Who do you miss the most during the holiday season? No, not someone in the “Mr. Wonderful” category -- but someone in the “who really made a difference in my life” category is my choice.
I miss most of all, my Dad. He may have passed away 13 years ago but he is still here with me. If any of the things listed below have happened to you, then you and I share a common bond with a loved one. My theory is that my Dad truly never left me but is here with me just .. “differently”.
I still smell his aftershave from time to time. Williams Lectric shave was his choice and we bought him a new supply every Christmas. I have none in my house but the aroma is still present now and then. It makes me smile.

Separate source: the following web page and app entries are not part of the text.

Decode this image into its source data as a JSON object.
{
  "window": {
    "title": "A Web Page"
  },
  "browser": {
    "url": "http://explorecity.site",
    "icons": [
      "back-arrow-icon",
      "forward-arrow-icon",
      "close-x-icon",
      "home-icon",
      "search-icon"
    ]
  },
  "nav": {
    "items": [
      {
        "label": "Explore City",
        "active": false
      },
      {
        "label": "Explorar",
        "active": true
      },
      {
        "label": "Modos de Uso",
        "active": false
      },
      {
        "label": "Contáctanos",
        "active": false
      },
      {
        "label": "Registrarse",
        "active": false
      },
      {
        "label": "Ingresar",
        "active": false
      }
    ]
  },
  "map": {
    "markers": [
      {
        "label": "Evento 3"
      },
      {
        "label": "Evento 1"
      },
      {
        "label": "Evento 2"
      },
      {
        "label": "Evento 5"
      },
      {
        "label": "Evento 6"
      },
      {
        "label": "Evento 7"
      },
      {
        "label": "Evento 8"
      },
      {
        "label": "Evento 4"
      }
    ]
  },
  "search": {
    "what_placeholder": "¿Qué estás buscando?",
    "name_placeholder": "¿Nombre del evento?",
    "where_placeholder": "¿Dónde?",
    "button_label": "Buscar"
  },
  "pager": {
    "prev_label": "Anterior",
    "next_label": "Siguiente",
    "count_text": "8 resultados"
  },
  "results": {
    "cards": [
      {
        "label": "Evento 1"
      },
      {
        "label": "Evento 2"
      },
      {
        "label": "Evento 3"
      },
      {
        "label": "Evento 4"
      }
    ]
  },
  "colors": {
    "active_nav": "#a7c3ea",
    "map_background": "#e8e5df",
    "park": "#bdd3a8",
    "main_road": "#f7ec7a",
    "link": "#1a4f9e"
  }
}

Do your lights flicker off and on? I was driving on the interstate one day when this happened to me. I let my Dad know that I would be “okay” and it subsequently stopped. It makes me smile.
Does an article of his clothing “fall from the shelf” now and then? I have my Dad’s “go to church” hat. Every now and then, it falls off of the shelf into my hands. It is a gentle reminder, I think, about getting to church every Sunday. It makes me smile.
Do you sense his presence in the room where you are sitting or as you are walking along the edge of a steep incline? I feel sometimes that he is in the room with me. Something (or someone) was “pushing” me back from getting to close to the edge of the Grand Canyon last summer. It makes me smile, glad that Dad could share this beautiful scenery with me.
Do you wake up and feel a rush of warm air against your cheek when you are first falling asleep? I have often felt a warm breeze against my check and knew that it was my Dad letting me know that he was still “watching” over me. It makes me smile.
My little niece spoke to my Dad on a regular basis. He helped her hold her softball bat correctly, she said. (No one had actually shown her how to do this when we first tried to hit a ball. She knew because he told her how to do it, she said). My Dad and she actually “talked” about things and she relayed his words to me, often joking about my bad cooking, quick dusting skills, or just cracking a joke. After a time, she saw less and less of his face; his smile faded, she said. Not really, though, because she and I still smile when we talk about him today.
If any of the above has happened to you or to a family member, then you are not alone. These unusual phenomena never really scared me; they make me smile.
And as this Christmas season approaches, I always smile when I think of my Dad. He was a strong man who fought serious health issues but never lost his smile and often said that there were others who “were worse off” than he was. He made a difference in my life and I will always be thankful for that. Embrace those who make a difference for your life. Tell them now. Tell them often. Be glad that they still make you smile.